Extracted from the Farm Tender weekly Newsletter - Sign up and get the email every Wednesday morning before 6 am. www.farmtender.com.au
By Dwain Duxson
What's it like down there? What's the Hay job doing? How easy is it to get across the SA border? When's it going to rain? These are just a small sample size of some of the questions we get talking to hundreds of Farmers collectively on a daily basis. The questions go the other way as well.
The answer to these questions, along with the many statements we hear, is part of what we call the "info flow".
Information in Agriculture is critical in forming opinions or making decisions within a Farming business. We all know Farmers are making many small and some large decisions on a daily basis. It's not like factory work. You really have to think about your craft and what's ahead.
Everyone knows where the EYCI is at, they know the BOM's three-month outlook or what price Canola is Ex Newcastle. That sort of info is readily available. I ask our staff to always keep their ear to the ground and relay any information they hear, as it's something we might be able to pass on that might help others.
I remember the days when you did your own forecast for rain by looking skyward or when the main power pole was whistling in the Easterly breeze or the knee started to ache. I remember when the panic rush was on the get the dry Sheep in the shed because there was a shower heading our way.
Not anymore. Mobile phones, subscriptions, apps and social media have changed all that.
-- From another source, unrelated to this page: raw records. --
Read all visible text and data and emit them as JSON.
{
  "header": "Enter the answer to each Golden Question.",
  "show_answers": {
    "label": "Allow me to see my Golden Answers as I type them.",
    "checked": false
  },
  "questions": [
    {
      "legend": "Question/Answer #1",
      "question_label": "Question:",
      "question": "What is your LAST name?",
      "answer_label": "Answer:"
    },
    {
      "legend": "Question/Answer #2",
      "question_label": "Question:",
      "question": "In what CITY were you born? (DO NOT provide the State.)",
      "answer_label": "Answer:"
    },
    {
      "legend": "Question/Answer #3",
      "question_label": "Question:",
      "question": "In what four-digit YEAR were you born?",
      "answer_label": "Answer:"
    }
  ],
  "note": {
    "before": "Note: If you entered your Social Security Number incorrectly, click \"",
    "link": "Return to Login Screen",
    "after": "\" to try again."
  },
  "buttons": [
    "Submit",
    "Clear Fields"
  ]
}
When Farmers are desperate for rain and are hanging onto the next big front they are forecasting, and all of a sudden, someone says, "they have gone off that big front" you can feel the wave of confidence drop collectively. The info is shared so quickly that most people are aware of the situation within hours. We have seen it happen on many occasions within our business. All of a sudden, the phone stops ringing, things start to get cancelled, and people go into a different mode of operation, they regroup. As they say, the cheque book goes into the bottom draw.
Speculation or opinions made about others we are more cautious of. If someone is forming an opinion on their own operation or about themselves, it's relevant. But if old mate is on the rumour mill, we take it with a grain of salt.
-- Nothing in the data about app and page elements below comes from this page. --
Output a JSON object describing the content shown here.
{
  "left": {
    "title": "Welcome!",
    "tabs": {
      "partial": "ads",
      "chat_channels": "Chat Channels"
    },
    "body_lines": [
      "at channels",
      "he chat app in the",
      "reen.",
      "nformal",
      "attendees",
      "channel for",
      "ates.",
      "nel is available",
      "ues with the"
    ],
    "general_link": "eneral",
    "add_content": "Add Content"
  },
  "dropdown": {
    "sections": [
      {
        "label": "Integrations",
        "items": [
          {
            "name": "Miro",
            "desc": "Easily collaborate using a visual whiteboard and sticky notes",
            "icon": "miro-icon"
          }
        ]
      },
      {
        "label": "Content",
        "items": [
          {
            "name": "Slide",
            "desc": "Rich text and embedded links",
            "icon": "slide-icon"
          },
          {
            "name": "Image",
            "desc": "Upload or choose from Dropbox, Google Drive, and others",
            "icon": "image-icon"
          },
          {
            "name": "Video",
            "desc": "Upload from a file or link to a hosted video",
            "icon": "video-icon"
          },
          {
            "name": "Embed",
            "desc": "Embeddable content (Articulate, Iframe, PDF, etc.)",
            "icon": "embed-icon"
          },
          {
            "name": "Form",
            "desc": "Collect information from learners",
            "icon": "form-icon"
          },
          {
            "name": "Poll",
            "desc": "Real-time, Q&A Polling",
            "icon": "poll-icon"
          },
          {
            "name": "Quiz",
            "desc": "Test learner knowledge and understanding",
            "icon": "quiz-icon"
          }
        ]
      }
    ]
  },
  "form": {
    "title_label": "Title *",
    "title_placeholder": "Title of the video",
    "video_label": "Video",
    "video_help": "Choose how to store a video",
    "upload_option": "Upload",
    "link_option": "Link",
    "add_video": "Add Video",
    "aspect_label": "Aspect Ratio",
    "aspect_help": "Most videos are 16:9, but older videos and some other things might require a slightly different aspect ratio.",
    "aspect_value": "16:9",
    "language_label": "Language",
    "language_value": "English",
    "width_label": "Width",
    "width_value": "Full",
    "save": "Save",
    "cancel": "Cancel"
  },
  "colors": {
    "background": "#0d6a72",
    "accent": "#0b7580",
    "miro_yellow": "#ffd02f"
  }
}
So keep feeding us information, and we will happily send it back. That's the reason why I get all our Farm Tender people to pen paragraphs for articles, do reports in this newsletter or contribute over social media.
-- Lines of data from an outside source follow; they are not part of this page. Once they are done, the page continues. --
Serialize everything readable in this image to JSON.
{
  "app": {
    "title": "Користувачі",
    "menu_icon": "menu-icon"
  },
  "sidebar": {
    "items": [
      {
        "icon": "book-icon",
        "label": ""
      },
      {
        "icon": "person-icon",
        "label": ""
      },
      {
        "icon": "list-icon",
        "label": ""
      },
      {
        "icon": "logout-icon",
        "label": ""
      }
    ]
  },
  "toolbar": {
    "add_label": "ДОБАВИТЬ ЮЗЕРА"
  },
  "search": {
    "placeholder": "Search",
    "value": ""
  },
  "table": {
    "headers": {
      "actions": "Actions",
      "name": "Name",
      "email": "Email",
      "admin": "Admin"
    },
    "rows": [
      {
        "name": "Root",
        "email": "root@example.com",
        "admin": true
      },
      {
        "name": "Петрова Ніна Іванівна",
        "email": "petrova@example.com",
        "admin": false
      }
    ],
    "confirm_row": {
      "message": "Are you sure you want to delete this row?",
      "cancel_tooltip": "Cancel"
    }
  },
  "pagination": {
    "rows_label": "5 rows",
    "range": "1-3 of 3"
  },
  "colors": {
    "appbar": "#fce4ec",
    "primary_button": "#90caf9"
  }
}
As we mentioned the other week, Farming is infinite. There is no final bell or siren. It's a game that never stops, and decisions need to be made.
End of message.